Look through the lines below and copy each one that includes "JSON".
-----
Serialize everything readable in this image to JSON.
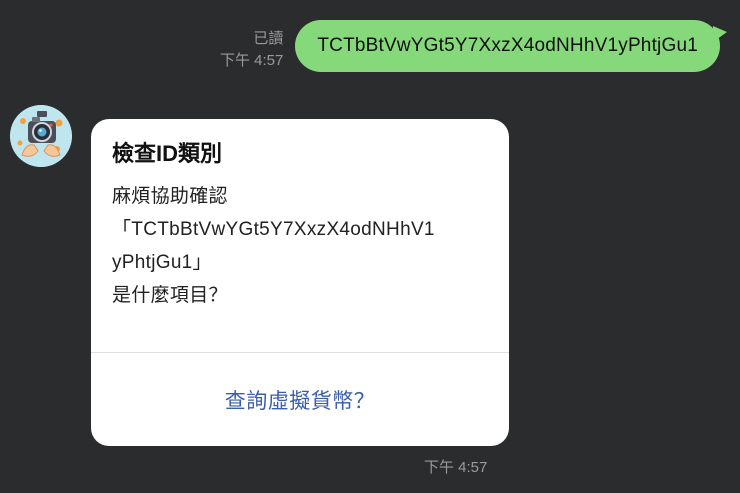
{
  "outgoing": {
    "read_status": "已讀",
    "time": "下午 4:57",
    "text": "TCTbBtVwYGt5Y7XxzX4odNHhV1yPhtjGu1"
  },
  "incoming": {
    "avatar_icon": "camera-cartoon-icon",
    "card": {
      "title": "檢查ID類別",
      "lines": [
        "麻煩協助確認",
        "「TCTbBtVwYGt5Y7XxzX4odNHhV1",
        "yPhtjGu1」",
        "是什麼項目？"
      ],
      "action_label": "查詢虛擬貨幣？"
    },
    "time": "下午 4:57"
  },
  "colors": {
    "background": "#2b2c2e",
    "outgoing_bubble": "#86d97a",
    "card_background": "#ffffff",
    "action_link": "#3b5ea8",
    "meta_text": "#9a9a9a"
  }
}
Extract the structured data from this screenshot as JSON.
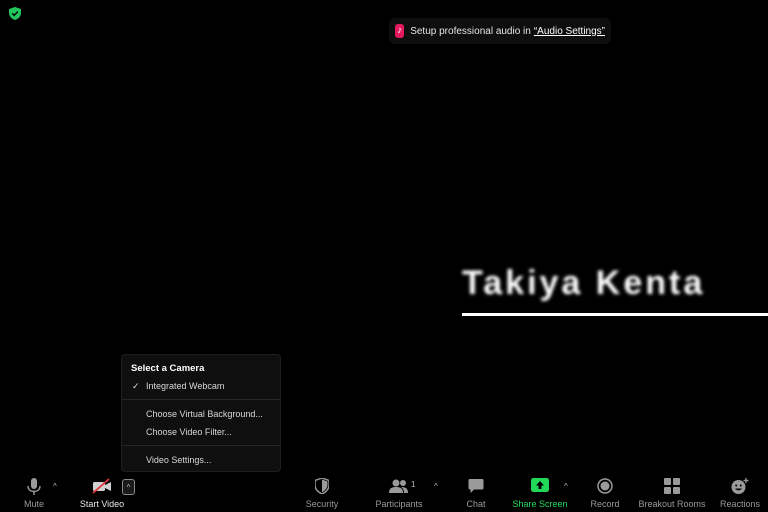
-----
• _Exercise output_:
Serialize everything readable in this image to JSON.
Extract the structured data from this screenshot as JSON.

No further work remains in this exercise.